Vitamin C is also essential as it protects against spontaneous breaches in capillary walls which can lead to heart attacks. It also guards against high blood cholesterol. The stress of anger, fear, disappointment and similar emotions can raise blood fat and cholesterol levels immediately but this reaction to stress can do little harm if the diet is adequate in vitamin C and pantothenic acid. The richest sources of vitamin C are citrus fruits.
The following is the suggested diet for persons suffering from hypertension or some disorder of the heart:
On rising: Warm water with lemon juice and honey or fresh fruit juice of apple, grapes, orange, pineapple.
Breakfast: Fresh fruit such as apples, grapes, pears, peaches, pineapple, orange, melons, one or two slices whole meal toast, yogurt, skimmed milk or soya milk.

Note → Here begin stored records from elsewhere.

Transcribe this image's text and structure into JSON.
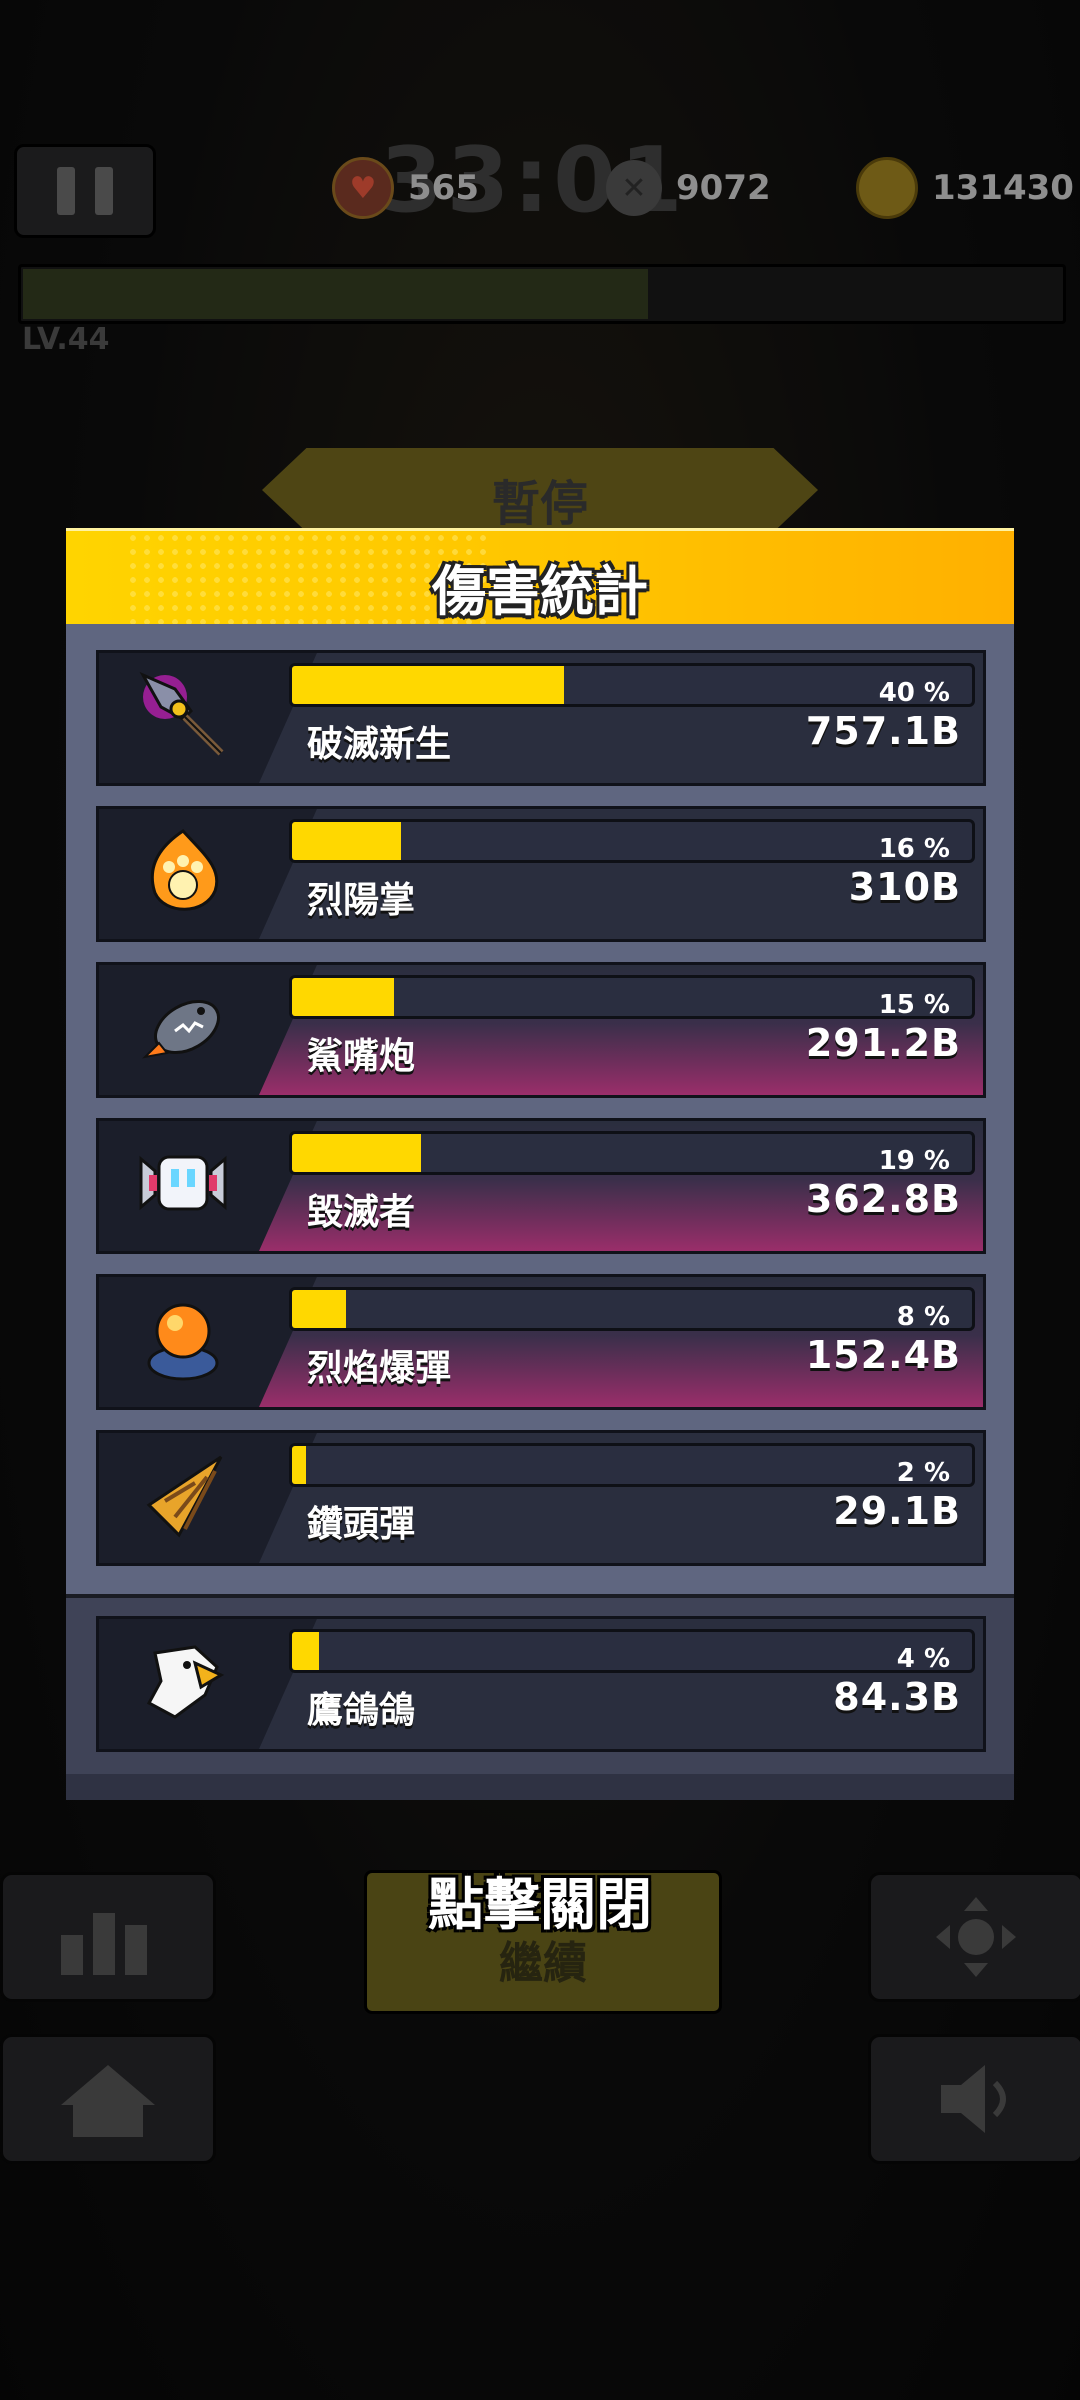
{
  "hud": {
    "timer": "33:01",
    "hearts": "565",
    "kills": "9072",
    "coins": "131430",
    "level": "LV.44",
    "xp_fraction": 0.6
  },
  "pause_title": "暫停",
  "panel": {
    "title": "傷害統計",
    "rows": [
      {
        "name": "破滅新生",
        "percent_label": "40 %",
        "percent": 40,
        "value": "757.1B",
        "icon": "doom-sword-icon",
        "highlight": false
      },
      {
        "name": "烈陽掌",
        "percent_label": "16 %",
        "percent": 16,
        "value": "310B",
        "icon": "flame-paw-icon",
        "highlight": false
      },
      {
        "name": "鯊嘴炮",
        "percent_label": "15 %",
        "percent": 15,
        "value": "291.2B",
        "icon": "shark-cannon-icon",
        "highlight": true
      },
      {
        "name": "毀滅者",
        "percent_label": "19 %",
        "percent": 19,
        "value": "362.8B",
        "icon": "destroyer-robot-icon",
        "highlight": true
      },
      {
        "name": "烈焰爆彈",
        "percent_label": "8 %",
        "percent": 8,
        "value": "152.4B",
        "icon": "flame-bomb-icon",
        "highlight": true
      },
      {
        "name": "鑽頭彈",
        "percent_label": "2 %",
        "percent": 2,
        "value": "29.1B",
        "icon": "drill-shell-icon",
        "highlight": false
      }
    ],
    "pet_row": {
      "name": "鷹鴿鴿",
      "percent_label": "4 %",
      "percent": 4,
      "value": "84.3B",
      "icon": "eagle-pet-icon",
      "highlight": false
    }
  },
  "close_hint": "點擊關閉",
  "continue_label": "繼續",
  "colors": {
    "bar_fill": "#ffd800",
    "header": "#ffc400",
    "panel": "#5f6680"
  }
}
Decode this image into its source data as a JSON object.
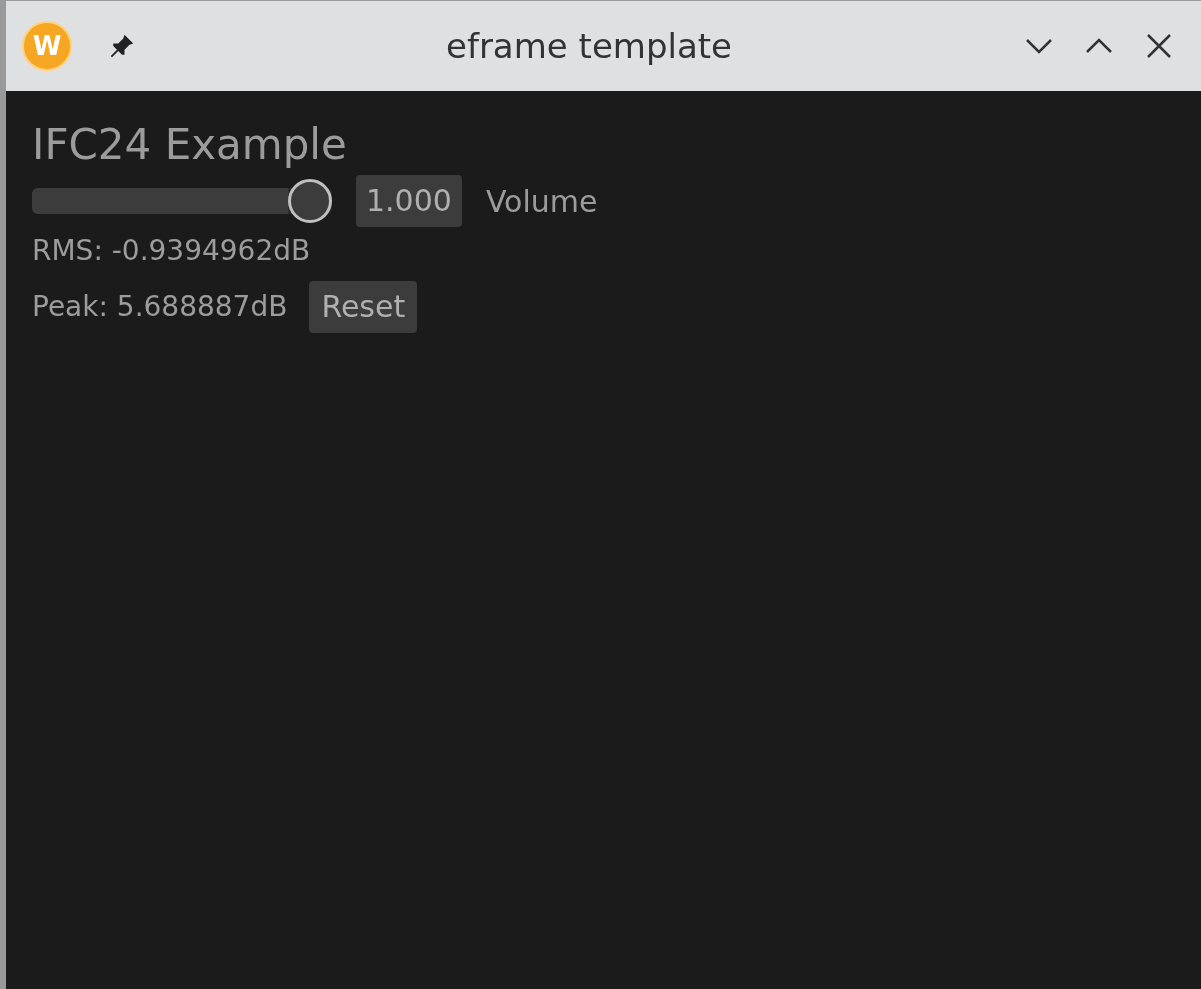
{
  "window": {
    "title": "eframe template",
    "app_icon_letter": "W"
  },
  "heading": "IFC24 Example",
  "volume": {
    "level": 1.0,
    "value": "1.000",
    "label": "Volume"
  },
  "rms": "RMS: -0.9394962dB",
  "peak": {
    "text": "Peak: 5.688887dB",
    "button": "Reset"
  }
}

Mid-morning: Fresh fruit juice or coconut water.
Lunch: Combination salad of vegetables such as lettuce, cabbage, endive, carrots, cucumber, beetroot, tomato, onion and garlic. One or two slices of whole meal bread or chappatis, curd, fresh grapes and other fruits in season.
Mid-afternoon: One or two wholemeal biscuits and fruit juice.
Dinner : Fresh fruit or vegetable juice or soup, two lightly cooked vegetables, one or two whole wheat tappets.
The patient should also pay attention to other laws of nature for health building such as taking moderate exercise, getting proper rest and sleep, adopting the right mental attitude and getting fresh air and drinking pure water.
The use of an ice bag on the spinal area between the second and tenth thoracic vertebrae for 30 minutes three times a week, a hot compress applied to the left side of the neck for 30 minutes every alternate day and massage of the abdomen and upper back muscles are water treatments which are beneficial in cases of heart disease.
Hot foot and hand baths are excellent for relieving the pain of angina pectoris. To this may be added hot packs on the chest over the heart for one minute and a cold pack applied alternately for five minutes.
Asanas such as shavasana, vajrasana, and gomukhasna, yogic kriyas like jalneti and pranayamas such as shitali, sitkari and bhramari are also helpful in providing relief to heart.